Acknowledgments. Notes on Contributors. Foreword: Cheryl Mwaria. 1. Introduction: The Writer in the Anthropologist: Maria D. Vesperi and Alisse Waterston. Part I: Conceptions. 2. Speaking Truth to Power with Books: Howard Zinn. 3. Remember When Writing Was Fun? Why Academics Should Go On a Low Syllable, Active Voice Diet: Karen Brodkin. 4. The Bard: Carolyn Nordstrom. 5. Saggin’ and Braggin’: Lee D. Baker. 6. Stories for Readers: A Few Observations from Outside the Academy: Andrew Barnes. Part II: Creations. 7. Writing Poverty, Drawing Readers: Stories in Love, Sorrow and Rage: Alisse Waterston. 8. Write?ous Indignation: Black Girls, Dilemmas of Cultural Domination and the Struggle to Speak the Skin We Are In: Signithia Fordham. 9. Writing Truth to Power: Racism as Statecraft: Arthur K. Spears. 10. Remembering Octavia: Sharon Ball. 11. Believing in Anthropology as Literature: Ruth Behar. Part III: Receptions. 12. Walking in Zora’s Shoes or “Seek[ing] Out de Inside Meanin’ of Words”: The Intersections of Anthropology, Ethnography, Identity, and Writing: Irma McClaurin. 13. Off the Shelf and Into Oblivion?: Catherine Kingfisher. 14. “Don’t Use Your Data as a Pillow”: S. Eben Kirksey. 15. The Trope of the Pith Helmet: America’s Anthropology, Anthropology’s America: Micaela di Leonardo. 16. The Book that Wrote Me: Roger Sanjek. 17. Fighting Words: Paul Farmer. 18. Taking Chances: Maria D. Vesperi. Index.
Wendy Donner is Professor of Philosophy at Carleton University in Canada. She is a leading Mill scholar and the author of The Liberal Self: John Stuart Mill’s Moral and Political Philosophy. Richard Fumerton is the F. Wendell Miller Professor of Philosophy at the University of Iowa. A leading epistemologist, he is the author of numerous books, including Metaepistemology and Skepticism, Realism and the Correspondence Theory of Truth, Reason and Morality, and Epistemology.

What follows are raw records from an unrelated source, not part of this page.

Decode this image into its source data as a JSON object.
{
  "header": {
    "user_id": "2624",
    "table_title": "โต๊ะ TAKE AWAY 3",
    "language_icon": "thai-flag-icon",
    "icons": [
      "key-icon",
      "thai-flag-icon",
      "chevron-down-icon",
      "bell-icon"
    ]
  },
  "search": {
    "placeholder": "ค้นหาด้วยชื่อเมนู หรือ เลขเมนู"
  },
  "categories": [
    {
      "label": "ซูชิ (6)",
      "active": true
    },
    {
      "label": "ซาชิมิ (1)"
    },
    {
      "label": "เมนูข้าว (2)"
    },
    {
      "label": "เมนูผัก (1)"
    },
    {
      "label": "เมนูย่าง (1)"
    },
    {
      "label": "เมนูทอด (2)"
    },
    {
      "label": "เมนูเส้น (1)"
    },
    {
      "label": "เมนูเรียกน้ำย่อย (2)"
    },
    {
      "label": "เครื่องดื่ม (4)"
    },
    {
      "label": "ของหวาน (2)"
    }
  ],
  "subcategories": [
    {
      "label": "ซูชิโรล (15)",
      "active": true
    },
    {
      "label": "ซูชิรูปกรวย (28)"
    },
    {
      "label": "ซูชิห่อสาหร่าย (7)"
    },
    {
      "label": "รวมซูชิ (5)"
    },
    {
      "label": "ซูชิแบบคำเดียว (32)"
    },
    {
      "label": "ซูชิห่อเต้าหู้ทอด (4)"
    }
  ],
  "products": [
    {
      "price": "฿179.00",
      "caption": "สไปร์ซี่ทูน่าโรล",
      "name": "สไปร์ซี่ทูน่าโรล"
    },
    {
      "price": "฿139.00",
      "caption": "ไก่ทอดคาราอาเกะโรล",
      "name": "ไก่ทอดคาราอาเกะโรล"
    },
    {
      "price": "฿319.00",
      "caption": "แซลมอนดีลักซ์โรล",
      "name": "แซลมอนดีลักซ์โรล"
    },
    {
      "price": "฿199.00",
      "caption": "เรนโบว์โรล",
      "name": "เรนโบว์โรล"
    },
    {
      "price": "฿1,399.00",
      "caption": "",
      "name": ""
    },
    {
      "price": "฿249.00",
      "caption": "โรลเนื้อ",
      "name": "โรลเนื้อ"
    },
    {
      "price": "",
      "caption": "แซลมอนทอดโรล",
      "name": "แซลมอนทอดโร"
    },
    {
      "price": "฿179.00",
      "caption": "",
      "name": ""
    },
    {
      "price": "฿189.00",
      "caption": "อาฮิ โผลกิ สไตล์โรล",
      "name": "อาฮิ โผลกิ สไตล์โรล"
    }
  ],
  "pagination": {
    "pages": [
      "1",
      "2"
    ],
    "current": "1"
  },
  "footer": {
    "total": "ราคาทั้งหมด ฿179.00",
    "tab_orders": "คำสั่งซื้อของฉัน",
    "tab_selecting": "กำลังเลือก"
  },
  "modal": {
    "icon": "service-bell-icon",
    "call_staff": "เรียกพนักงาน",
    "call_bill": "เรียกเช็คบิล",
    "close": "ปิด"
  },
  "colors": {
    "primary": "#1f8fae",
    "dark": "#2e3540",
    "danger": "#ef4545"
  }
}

The issues that engaged John Stuart Mill might have been taken from today’s headlines: liberty, education, democracy, the environment, economic growth, sexual equality. In this timely volume, two leading scholars, Wendy Donner and Richard Fumerton, examine Mill’s primary philosophical writings to get to the very heart of his ideas and his legacy. The volume begins with an overview of Mill’s life, work, and reputation, examining the historical context of the 19th century that shaped his thinking and the relevance of his philosophy to contemporary readers. In Part I, Donner explores the main components of Mill’s writings in ethics and political philosophy – from On Liberty to Utilitarianism and the Subjection of Women. Central to his ethical views is the development of utilitarianism and the opening chapters look at the structure of Mill’s moral philosophy, featuring the Art of Life. Subsequent chapters focus on the nature and ramifications of Mill’s Liberty Principle, his views on education, liberalism and democracy, sexuality and the subjection of women and finally his incipient environmentalism. In Part II, Richard Fumerton discusses Mill’s work in logic, metaphysics and epistemology, focusing on an accessible account of those views Mill himself was most concerned to defend. This latest volume in Blackwell’s Great Minds series is a lucid and accessible guide for students, researchers, teachers, and general readers, aiming throughout to reveal the fundamental elements underpinning the intricate weave of Mill’s thought.
"An outstanding introduction to Mill, at once accessible and engaging as well as scholarly and full of philosophical interest." –Roger Crisp, University of Oxford "This is the most important book on Mill in the past ten years. I was overwhelmed by the depth of analysis and comprehensiveness of treatment." –Henry West, Macalester College